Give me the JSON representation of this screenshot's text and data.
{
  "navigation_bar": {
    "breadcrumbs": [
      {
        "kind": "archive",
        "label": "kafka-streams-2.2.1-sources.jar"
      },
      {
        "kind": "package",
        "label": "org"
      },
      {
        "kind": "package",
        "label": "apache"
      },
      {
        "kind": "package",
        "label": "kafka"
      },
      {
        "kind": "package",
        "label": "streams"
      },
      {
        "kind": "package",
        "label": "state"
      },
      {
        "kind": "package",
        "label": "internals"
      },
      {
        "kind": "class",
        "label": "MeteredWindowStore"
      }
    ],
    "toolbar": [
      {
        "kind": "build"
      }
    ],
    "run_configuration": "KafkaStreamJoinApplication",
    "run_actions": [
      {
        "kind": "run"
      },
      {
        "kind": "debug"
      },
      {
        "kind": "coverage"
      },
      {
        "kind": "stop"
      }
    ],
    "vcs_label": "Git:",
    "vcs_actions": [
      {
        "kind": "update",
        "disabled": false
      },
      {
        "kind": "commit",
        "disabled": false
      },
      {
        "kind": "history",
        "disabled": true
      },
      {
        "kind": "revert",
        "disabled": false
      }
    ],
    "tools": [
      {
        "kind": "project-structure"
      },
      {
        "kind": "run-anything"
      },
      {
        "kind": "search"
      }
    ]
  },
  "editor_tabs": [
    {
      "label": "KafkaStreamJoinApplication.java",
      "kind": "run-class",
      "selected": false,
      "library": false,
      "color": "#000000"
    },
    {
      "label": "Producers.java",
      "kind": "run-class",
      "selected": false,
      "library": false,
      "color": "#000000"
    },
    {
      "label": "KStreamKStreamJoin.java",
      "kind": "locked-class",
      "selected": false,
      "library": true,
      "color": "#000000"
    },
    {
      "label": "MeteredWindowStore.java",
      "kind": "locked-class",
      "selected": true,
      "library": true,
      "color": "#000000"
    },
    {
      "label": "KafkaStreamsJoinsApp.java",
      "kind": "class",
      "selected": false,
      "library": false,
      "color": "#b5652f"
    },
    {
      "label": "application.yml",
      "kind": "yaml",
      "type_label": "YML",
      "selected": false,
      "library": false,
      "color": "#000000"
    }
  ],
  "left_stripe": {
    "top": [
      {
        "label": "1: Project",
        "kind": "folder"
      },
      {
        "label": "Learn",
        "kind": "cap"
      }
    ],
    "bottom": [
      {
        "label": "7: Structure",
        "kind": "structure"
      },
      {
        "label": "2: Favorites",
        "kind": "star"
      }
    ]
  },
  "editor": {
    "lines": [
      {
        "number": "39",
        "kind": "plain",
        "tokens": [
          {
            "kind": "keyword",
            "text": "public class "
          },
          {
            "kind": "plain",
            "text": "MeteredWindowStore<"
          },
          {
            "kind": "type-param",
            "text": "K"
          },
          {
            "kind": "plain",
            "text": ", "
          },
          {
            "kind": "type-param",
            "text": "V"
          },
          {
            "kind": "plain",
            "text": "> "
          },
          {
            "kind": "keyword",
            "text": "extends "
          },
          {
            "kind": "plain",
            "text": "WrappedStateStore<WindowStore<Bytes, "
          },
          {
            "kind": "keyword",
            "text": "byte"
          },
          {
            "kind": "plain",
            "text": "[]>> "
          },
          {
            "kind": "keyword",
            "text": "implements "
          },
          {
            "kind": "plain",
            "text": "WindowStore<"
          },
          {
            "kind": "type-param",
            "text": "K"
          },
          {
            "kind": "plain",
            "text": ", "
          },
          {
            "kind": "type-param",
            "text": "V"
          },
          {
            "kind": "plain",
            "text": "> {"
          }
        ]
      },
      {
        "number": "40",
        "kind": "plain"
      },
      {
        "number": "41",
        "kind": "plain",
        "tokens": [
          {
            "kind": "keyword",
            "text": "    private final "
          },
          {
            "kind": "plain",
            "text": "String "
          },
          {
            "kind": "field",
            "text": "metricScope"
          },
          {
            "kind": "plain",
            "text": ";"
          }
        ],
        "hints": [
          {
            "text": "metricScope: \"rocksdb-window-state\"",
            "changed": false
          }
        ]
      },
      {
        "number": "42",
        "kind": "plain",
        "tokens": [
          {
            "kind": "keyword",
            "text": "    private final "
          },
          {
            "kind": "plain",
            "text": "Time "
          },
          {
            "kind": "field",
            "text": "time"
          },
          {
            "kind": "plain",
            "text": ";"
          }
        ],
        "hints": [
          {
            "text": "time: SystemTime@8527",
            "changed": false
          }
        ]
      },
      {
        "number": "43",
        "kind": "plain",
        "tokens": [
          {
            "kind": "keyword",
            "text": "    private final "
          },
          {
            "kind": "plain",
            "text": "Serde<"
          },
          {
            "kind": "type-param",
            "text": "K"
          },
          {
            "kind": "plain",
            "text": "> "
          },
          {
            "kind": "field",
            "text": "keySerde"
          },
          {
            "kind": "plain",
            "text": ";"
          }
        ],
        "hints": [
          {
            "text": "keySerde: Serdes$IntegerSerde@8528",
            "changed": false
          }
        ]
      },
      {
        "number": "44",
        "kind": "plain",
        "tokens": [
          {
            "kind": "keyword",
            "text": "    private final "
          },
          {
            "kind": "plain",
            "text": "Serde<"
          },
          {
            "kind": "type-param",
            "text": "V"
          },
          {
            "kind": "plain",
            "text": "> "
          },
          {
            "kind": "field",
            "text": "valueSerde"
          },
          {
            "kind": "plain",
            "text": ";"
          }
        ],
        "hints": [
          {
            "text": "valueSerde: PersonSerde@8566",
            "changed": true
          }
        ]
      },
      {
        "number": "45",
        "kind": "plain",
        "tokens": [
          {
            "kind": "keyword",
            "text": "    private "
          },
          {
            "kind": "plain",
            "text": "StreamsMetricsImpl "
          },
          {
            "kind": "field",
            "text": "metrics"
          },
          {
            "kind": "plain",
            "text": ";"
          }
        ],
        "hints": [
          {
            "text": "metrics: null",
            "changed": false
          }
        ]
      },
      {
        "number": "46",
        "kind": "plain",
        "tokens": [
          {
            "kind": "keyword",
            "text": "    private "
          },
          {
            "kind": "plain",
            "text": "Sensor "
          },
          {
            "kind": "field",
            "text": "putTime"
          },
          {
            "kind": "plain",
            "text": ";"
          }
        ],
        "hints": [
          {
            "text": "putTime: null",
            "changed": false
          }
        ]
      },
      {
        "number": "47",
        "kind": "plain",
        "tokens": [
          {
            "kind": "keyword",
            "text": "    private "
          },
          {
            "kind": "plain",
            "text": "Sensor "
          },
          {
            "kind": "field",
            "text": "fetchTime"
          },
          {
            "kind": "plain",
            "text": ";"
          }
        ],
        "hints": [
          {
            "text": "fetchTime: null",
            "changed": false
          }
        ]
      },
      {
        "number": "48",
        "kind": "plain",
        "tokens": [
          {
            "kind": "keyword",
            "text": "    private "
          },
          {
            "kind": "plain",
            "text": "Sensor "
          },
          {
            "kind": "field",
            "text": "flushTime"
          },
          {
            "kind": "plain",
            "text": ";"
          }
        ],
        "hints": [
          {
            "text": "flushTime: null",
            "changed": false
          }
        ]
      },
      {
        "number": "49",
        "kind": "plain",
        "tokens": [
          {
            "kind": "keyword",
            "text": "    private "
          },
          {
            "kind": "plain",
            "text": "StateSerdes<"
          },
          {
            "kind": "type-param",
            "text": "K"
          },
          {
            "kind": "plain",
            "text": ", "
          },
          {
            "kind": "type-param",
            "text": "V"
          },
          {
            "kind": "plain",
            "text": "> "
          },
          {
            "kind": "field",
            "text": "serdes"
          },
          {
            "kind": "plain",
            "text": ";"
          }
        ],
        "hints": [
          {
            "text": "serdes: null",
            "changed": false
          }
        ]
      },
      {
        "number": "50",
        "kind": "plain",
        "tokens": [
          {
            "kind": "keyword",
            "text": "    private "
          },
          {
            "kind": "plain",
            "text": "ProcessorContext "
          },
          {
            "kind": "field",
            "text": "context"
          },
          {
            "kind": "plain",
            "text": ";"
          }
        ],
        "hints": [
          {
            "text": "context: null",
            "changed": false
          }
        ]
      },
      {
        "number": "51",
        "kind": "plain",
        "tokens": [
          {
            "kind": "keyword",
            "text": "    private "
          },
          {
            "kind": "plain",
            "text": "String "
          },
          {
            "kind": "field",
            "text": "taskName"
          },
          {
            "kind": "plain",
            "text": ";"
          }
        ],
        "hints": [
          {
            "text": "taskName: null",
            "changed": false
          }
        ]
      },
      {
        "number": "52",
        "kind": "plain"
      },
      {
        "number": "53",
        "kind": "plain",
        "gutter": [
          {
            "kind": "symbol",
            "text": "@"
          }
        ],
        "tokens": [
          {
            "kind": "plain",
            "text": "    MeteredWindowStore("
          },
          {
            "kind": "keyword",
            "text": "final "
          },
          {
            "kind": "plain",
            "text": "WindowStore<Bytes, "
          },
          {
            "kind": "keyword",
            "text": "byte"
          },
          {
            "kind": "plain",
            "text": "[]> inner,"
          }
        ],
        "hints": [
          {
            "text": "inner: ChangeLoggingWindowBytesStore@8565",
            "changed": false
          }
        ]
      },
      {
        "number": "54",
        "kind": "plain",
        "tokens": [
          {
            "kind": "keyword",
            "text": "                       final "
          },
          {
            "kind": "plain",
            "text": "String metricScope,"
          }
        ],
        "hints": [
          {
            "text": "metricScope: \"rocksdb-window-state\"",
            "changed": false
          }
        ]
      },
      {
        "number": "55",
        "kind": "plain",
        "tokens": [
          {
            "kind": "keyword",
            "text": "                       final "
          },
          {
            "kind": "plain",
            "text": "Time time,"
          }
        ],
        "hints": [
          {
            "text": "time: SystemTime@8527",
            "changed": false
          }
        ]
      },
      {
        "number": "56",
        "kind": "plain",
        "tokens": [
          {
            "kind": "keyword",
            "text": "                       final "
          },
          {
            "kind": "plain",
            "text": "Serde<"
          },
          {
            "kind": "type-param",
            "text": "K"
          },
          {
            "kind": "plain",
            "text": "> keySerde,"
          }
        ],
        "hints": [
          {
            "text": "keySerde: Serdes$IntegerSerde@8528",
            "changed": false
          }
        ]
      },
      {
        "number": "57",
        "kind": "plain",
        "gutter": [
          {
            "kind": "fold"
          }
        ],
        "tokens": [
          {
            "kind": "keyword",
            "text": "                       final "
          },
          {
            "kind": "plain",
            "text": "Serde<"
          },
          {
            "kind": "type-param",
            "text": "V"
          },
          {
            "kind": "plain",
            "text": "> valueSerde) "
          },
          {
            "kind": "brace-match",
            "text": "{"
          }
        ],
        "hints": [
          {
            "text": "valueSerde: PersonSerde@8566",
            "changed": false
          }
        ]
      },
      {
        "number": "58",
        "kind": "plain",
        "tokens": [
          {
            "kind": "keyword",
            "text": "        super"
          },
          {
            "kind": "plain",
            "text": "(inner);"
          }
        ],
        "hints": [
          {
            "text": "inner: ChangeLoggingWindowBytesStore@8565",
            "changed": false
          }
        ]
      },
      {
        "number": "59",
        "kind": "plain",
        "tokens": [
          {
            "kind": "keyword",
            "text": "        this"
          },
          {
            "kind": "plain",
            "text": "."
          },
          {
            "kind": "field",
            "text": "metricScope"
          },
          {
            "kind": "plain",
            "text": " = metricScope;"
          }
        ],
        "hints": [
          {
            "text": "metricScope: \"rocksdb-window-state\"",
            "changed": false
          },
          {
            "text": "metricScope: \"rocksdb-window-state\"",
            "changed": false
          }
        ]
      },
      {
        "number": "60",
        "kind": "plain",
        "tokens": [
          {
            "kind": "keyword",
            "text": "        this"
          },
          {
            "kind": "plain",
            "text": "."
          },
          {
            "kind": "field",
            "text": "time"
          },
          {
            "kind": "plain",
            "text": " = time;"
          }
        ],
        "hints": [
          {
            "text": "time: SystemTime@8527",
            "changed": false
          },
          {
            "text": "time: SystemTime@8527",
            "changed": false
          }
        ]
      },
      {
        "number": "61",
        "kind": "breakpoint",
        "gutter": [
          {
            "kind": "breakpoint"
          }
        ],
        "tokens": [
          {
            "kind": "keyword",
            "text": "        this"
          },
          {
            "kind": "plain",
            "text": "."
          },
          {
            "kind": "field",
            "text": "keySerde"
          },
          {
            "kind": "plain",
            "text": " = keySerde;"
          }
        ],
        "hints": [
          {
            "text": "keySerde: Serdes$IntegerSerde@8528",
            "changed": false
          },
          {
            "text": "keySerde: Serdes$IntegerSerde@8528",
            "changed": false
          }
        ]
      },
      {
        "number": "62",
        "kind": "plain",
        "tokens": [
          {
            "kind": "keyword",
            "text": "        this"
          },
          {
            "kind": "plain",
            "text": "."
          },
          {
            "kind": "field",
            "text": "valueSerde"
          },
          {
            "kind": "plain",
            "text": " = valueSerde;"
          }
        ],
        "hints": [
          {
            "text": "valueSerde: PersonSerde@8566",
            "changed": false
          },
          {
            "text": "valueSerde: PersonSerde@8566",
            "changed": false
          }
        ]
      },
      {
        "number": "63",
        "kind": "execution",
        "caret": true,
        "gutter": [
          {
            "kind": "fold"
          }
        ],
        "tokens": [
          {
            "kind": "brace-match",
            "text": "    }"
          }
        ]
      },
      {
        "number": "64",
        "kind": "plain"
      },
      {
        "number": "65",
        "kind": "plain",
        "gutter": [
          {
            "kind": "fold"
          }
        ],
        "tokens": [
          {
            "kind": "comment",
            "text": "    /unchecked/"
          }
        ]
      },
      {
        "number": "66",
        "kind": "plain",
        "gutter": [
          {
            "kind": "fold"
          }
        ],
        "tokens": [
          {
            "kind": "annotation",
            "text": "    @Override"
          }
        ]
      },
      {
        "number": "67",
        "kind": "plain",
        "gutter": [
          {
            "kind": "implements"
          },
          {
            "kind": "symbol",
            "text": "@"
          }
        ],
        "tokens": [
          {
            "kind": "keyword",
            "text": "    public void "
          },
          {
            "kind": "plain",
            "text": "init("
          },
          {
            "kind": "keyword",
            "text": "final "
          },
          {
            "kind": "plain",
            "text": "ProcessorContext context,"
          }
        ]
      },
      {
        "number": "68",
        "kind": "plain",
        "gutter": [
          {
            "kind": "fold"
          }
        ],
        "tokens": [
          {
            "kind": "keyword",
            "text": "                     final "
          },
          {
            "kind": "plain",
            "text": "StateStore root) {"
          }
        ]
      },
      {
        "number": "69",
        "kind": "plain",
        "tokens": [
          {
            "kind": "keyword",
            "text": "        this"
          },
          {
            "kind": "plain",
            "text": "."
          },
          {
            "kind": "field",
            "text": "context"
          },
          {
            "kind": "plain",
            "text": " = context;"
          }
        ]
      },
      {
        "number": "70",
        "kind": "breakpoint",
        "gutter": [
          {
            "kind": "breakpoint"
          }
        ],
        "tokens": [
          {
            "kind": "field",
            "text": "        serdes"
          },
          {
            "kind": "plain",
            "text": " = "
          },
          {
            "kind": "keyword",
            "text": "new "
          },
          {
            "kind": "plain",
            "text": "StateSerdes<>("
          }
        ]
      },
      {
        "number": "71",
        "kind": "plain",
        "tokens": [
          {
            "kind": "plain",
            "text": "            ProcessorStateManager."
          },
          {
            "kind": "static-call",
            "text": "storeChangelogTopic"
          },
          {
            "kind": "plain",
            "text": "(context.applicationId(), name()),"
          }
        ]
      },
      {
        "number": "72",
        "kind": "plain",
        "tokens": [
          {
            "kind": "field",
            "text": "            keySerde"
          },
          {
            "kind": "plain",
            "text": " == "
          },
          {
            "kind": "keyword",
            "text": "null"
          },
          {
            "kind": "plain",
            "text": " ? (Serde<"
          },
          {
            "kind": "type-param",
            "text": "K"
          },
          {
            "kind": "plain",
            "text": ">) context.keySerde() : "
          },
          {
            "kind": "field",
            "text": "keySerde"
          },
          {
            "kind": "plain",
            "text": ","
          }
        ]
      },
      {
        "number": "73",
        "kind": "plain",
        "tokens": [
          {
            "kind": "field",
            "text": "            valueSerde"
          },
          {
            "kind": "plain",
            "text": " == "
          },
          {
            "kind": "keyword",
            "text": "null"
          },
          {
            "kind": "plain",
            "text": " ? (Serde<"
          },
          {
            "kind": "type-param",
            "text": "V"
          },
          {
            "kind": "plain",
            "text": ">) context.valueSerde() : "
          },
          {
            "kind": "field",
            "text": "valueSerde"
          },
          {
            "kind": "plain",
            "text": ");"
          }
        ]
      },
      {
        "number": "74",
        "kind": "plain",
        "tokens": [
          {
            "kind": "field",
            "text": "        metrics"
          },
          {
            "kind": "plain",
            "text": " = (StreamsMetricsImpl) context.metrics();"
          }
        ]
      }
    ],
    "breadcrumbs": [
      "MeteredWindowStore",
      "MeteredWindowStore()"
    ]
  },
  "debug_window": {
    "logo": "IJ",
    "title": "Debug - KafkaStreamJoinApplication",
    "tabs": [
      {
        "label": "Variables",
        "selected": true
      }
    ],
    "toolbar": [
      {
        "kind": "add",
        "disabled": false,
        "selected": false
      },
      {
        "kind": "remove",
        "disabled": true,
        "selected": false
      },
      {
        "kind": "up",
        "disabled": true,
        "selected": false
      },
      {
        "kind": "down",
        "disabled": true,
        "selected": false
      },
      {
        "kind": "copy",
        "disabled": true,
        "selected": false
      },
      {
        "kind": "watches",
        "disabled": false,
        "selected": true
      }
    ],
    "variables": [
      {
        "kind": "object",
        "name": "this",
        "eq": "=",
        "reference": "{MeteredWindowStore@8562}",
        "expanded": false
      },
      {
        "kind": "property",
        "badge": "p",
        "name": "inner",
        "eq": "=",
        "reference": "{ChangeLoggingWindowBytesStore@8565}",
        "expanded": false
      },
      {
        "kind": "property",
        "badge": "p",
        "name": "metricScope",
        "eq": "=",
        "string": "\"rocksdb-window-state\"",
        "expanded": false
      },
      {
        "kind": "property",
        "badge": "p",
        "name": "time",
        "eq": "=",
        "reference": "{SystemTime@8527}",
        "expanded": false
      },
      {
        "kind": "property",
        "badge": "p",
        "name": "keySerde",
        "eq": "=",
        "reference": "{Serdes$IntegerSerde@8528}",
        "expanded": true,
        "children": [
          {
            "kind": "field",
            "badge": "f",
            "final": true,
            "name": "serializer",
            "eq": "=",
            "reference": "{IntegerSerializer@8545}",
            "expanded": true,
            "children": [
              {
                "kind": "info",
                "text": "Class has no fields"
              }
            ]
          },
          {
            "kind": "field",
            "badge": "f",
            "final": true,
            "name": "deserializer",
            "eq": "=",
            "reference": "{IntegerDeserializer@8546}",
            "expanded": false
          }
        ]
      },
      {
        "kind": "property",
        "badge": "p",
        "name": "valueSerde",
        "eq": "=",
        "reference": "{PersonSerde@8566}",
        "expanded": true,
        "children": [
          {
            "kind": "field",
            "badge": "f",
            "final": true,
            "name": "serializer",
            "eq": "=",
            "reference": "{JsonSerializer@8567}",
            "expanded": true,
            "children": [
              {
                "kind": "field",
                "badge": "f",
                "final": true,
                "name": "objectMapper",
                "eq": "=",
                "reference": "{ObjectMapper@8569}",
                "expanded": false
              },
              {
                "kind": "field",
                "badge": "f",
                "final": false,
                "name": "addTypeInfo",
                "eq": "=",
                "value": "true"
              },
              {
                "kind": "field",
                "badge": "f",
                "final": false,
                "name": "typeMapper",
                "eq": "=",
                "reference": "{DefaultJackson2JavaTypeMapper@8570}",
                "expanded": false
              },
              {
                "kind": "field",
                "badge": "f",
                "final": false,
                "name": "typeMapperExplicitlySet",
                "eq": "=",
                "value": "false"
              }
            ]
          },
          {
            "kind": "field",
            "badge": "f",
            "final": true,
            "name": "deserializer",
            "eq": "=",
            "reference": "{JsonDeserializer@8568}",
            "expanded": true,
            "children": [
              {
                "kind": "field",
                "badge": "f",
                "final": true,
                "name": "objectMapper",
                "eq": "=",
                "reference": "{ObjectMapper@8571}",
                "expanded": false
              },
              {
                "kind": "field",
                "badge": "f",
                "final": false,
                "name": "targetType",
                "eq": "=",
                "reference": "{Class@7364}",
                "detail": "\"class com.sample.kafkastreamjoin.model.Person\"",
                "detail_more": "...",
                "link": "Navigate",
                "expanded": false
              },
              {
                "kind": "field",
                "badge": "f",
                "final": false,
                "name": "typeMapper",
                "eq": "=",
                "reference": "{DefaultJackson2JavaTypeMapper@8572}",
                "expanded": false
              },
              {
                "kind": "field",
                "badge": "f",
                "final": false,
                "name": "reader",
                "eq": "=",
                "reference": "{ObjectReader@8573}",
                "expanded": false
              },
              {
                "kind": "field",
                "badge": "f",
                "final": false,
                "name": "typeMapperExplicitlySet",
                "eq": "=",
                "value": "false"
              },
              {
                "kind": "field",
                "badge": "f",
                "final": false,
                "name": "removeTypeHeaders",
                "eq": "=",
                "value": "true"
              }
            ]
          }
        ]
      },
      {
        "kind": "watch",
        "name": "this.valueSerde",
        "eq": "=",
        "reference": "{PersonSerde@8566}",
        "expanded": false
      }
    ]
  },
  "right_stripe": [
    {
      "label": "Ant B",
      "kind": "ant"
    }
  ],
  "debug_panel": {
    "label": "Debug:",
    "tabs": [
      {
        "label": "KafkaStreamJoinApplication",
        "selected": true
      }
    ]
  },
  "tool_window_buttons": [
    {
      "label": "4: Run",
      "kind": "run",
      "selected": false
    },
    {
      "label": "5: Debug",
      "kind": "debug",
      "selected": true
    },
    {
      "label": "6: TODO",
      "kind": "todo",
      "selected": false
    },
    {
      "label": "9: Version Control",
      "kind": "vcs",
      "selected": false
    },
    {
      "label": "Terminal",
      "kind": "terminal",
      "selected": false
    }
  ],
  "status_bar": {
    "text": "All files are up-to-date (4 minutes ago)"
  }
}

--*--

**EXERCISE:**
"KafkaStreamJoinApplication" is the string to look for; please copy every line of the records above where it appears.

**RESULT OF THE EXERCISE:**
    "run_configuration": "KafkaStreamJoinApplication",
      "label": "KafkaStreamJoinApplication.java",
    "title": "Debug - KafkaStreamJoinApplication",
        "label": "KafkaStreamJoinApplication",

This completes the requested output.